Guix provides a very useful feature that may be quite foreign to newcomers:
profiles. They are a way to group package installations together and all users
on the same system are free to use as many profiles as they want.
Whether you’re a developer or not, you may find that multiple profiles bring you
great power and flexibility. While they shift the paradigm somewhat compared to
traditional package managers, they are very convenient to use once you’ve
understood how to set them up.
If you are familiar with Python’s ‘virtualenv’, you can think of a profile as a
kind of universal ‘virtualenv’ that can hold any kind of software whatsoever, not
just Python software. Furthermore, profiles are self-sufficient: they capture
all the runtime dependencies which guarantees that all programs within a profile
will always work at any point in time.
Multiple profiles have many benefits:
- Clean semantic separation of the various packages a user needs for different contexts.
- Multiple profiles can be made available into the environment either on login
or within a dedicated shell.
- Profiles can be loaded on demand. For instance, the user can use multiple
shells, each of them running different profiles.
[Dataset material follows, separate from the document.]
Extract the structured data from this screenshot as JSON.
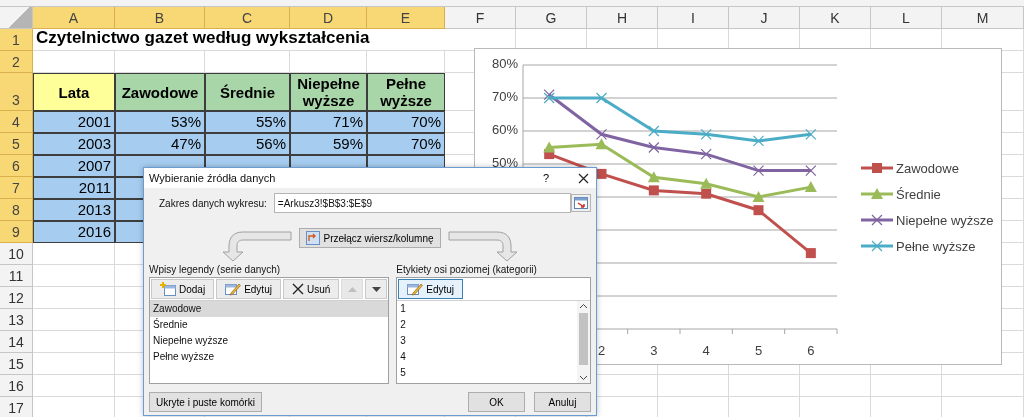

- Isolation: Programs from one profile will not use programs from the other, and
the user can even install different versions of the same programs to the two
profiles without conflict.
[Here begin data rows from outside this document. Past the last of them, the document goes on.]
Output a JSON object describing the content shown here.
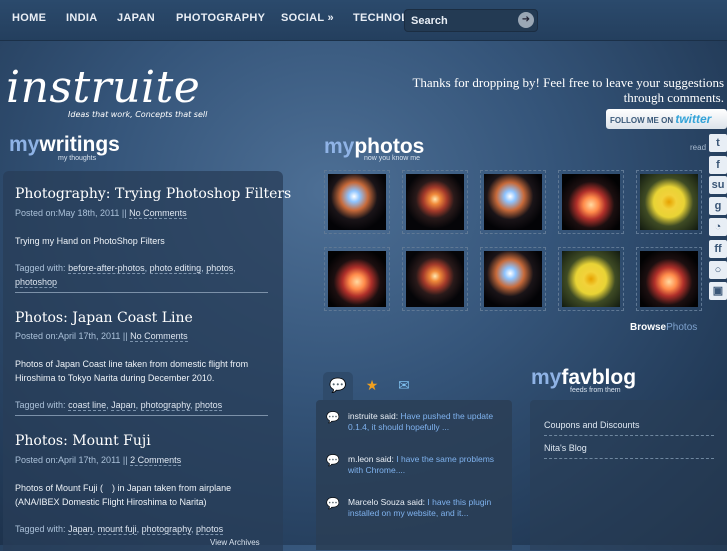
{
  "nav": {
    "items": [
      "HOME",
      "INDIA",
      "JAPAN",
      "PHOTOGRAPHY",
      "SOCIAL »",
      "TECHNOLOGY"
    ],
    "search_placeholder": "Search"
  },
  "header": {
    "logo": "instruite",
    "tagline": "Ideas that work, Concepts that sell",
    "thanks_line1": "Thanks for dropping by! Feel free to leave your suggestions",
    "thanks_line2": "through comments.",
    "twitter_prefix": "FOLLOW ME ON",
    "twitter_brand": "twitter"
  },
  "writings": {
    "head_a": "my",
    "head_b": "writings",
    "sub": "my thoughts",
    "posts": [
      {
        "title": "Photography: Trying Photoshop Filters",
        "date_prefix": "Posted on:May 18th, 2011 ||",
        "comments": "No Comments",
        "body": "Trying my Hand on PhotoShop Filters",
        "tags_prefix": "Tagged with:",
        "tags": [
          "before-after-photos",
          "photo editing",
          "photos",
          "photoshop"
        ]
      },
      {
        "title": "Photos: Japan Coast Line",
        "date_prefix": "Posted on:April 17th, 2011 ||",
        "comments": "No Comments",
        "body": "Photos of Japan Coast line taken from domestic flight from Hiroshima to Tokyo Narita during December 2010.",
        "tags_prefix": "Tagged with:",
        "tags": [
          "coast line",
          "Japan",
          "photography",
          "photos"
        ]
      },
      {
        "title": "Photos: Mount Fuji",
        "date_prefix": "Posted on:April 17th, 2011 ||",
        "comments": "2 Comments",
        "body": "Photos of Mount Fuji (　) in Japan taken from airplane (ANA/IBEX Domestic Flight Hiroshima to Narita)",
        "tags_prefix": "Tagged with:",
        "tags": [
          "Japan",
          "mount fuji",
          "photography",
          "photos"
        ]
      }
    ],
    "view_archives": "View Archives"
  },
  "photos": {
    "head_a": "my",
    "head_b": "photos",
    "sub": "now you know me",
    "browse_a": "Browse",
    "browse_b": "Photos"
  },
  "social": {
    "read_label": "read",
    "icons": [
      "twitter-icon",
      "facebook-icon",
      "stumbleupon-icon",
      "google-icon",
      "rss-icon",
      "friendfeed-icon",
      "chat-icon",
      "myspace-icon"
    ],
    "glyphs": [
      "t",
      "f",
      "su",
      "g",
      "◔",
      "ff",
      "○",
      "▣"
    ]
  },
  "comments": {
    "items": [
      {
        "author": "instruite",
        "said": "said:",
        "msg": "Have pushed the update 0.1.4, it should hopefully ..."
      },
      {
        "author": "m.leon",
        "said": "said:",
        "msg": "I have the same problems with Chrome...."
      },
      {
        "author": "Marcelo Souza",
        "said": "said:",
        "msg": "I have this plugin installed on my website, and it..."
      }
    ]
  },
  "favblog": {
    "head_a": "my",
    "head_b": "favblog",
    "sub": "feeds from them",
    "links": [
      "Coupons and Discounts",
      "Nita's Blog"
    ]
  }
}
- Deduplication: Profiles share dependencies that happens to be the exact same.
This makes multiple profiles storage-efficient.
- Reproducible: when used with declarative manifests, a profile can be fully
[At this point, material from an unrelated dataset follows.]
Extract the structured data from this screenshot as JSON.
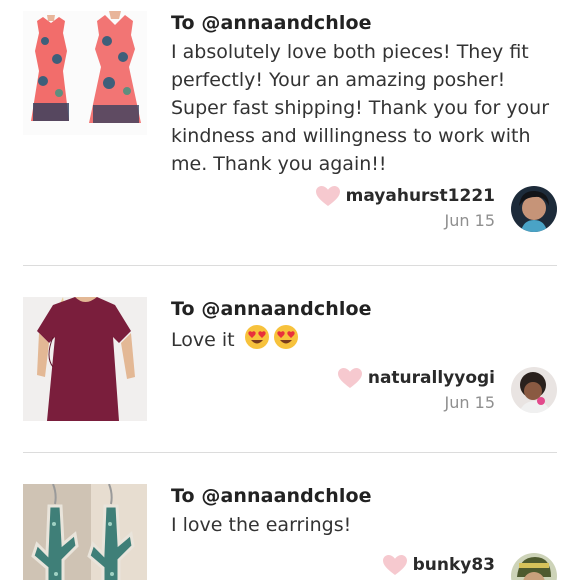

specified by the Guix commit that was active when it was set up. This means
that the exact same profile can be
set up anywhere and anytime, with just the commit information. See the
section on Reproducible profiles.
- Easier upgrades and maintenance: Multiple profiles make it easy to keep
package listings at hand and make upgrades completely friction-less.
Concretely, here follows some typical profiles:
- The dependencies of a project you are working on.
- Your favourite programming language libraries.
- Laptop-specific programs (like ‘powertop’) that you don’t need on a desktop.
- TeXlive (this one can be really useful when you need to install just one
package for this one document you’ve just received over email).
Let’s dive in the set up!